Citizen Engagement in Climate Adaptation Surveyed: The Role of Values, Worldviews, Gender and Place

Citation:

Brink, Ebba, and Christine Wamsler. 2019. "Citizen Engagement in Climate Adaptation Surveyed: The Role of Values, Worldviews, Gender and Place." Journal of Cleaner Production 209: 1342-53.

Authors: Ebba Brink, Christine Wamsler

Abstract:

Local governments' limited mandate and capacity to adequately deal with increasing climate risk and impacts means that citizen engagement is becoming increasingly important for adapting to hazards such as floods and storms. Stronger collaborative approaches are urgently needed. At the same time, there is little research and hardly any empirical evidence on what inspires adaptation engagement in different citizen groups. Against this background, this paper examines the external/material (e.g., resources, hazards, public support) and internal aspects (e.g., values and worldviews) that shape people's engagement in and for adaptation. Based on a survey of Swedish citizens at risk from severe climate events, we show that engagement is a gendered process, which is mediated by personal values, worldviews and placedaspects rarely considered in public adaptation. While a high level of diverse citizen action is often related to past experiences of hazards, motivation to adapt goes beyond the idea of acting out of rational self-interest. Economic considerations (e.g., low cost) are not the only motivation to adapt; the potential of an adaptation action to contribute to green, thriving surroundings and mitigate global climate change was found nearly as (and among female respondents, more) motivating. Women were also found to be more motivated to engage in adaptation if this supports other community members at risk. At the same time, past adaptation action could not be linked to motivation to adapt, and was found to be negatively correlated with communitarian and ecological values or worldviews. This confirms that motivation to adapt does not automatically translate into action, and indicates a ‘mitigationeadaptation gap’ in people's climate awareness, which can lead to ineffective climate responses. Given these findings, we discuss alternative approaches to support increased citizen engagement and more effective and transformative climate action. We end with a call for public adaptation and risk communication that takes greater account of inner/subjective dimensions.

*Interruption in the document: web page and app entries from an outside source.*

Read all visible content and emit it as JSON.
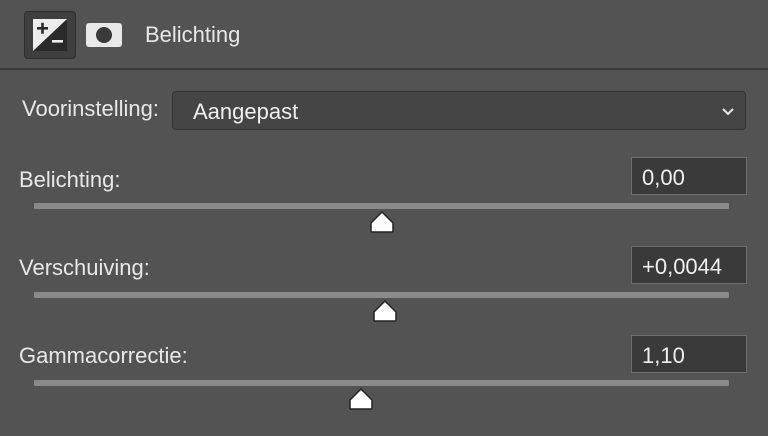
{
  "header": {
    "title": "Belichting",
    "icons": [
      "exposure-adjustment-icon",
      "layer-mask-icon"
    ]
  },
  "preset": {
    "label": "Voorinstelling:",
    "value": "Aangepast"
  },
  "sliders": [
    {
      "label": "Belichting:",
      "value": "0,00",
      "position_fraction": 0.5
    },
    {
      "label": "Verschuiving:",
      "value": "+0,0044",
      "position_fraction": 0.505
    },
    {
      "label": "Gammacorrectie:",
      "value": "1,10",
      "position_fraction": 0.47
    }
  ],
  "colors": {
    "panel_bg": "#535353",
    "field_bg": "#3a3a3a",
    "track": "#8a8a8a",
    "thumb": "#ffffff"
  }
}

Keywords: climate change adaptation, citizen participation, disaster risk reduction, ecosystem-based adaptation, inner dimensions, willingness to adapt

Topics: Environment, Climate Change, Gender, Women Regions: Europe, Nordic states, Northern Europe Countries: Sweden

Year: 2019

© 2020 CONSORTIUM ON GENDER, SECURITY & HUMAN RIGHTSLEGAL STATEMENT All photographs used on this site, and any materials posted on it, are the property of their respective owners, and are used by permission. Photographs: The images used on the site may not be downloaded, used, or reproduced in any way without the permission of the owner of the image. Materials: Visitors to the site are welcome to peruse the materials posted for their own research or for educational purposes. These materials, whether the property of the Consortium or of another, may only be reproduced with the permission of the owner of the material. This website contains copyrighted materials. The Consortium believes that any use of copyrighted material on this site is both permissive and in accordance with the Fair Use doctrine of 17 U.S.C. § 107. If, however, you believe that your intellectual property rights have been violated, please contact the Consortium at info@genderandsecurity.org.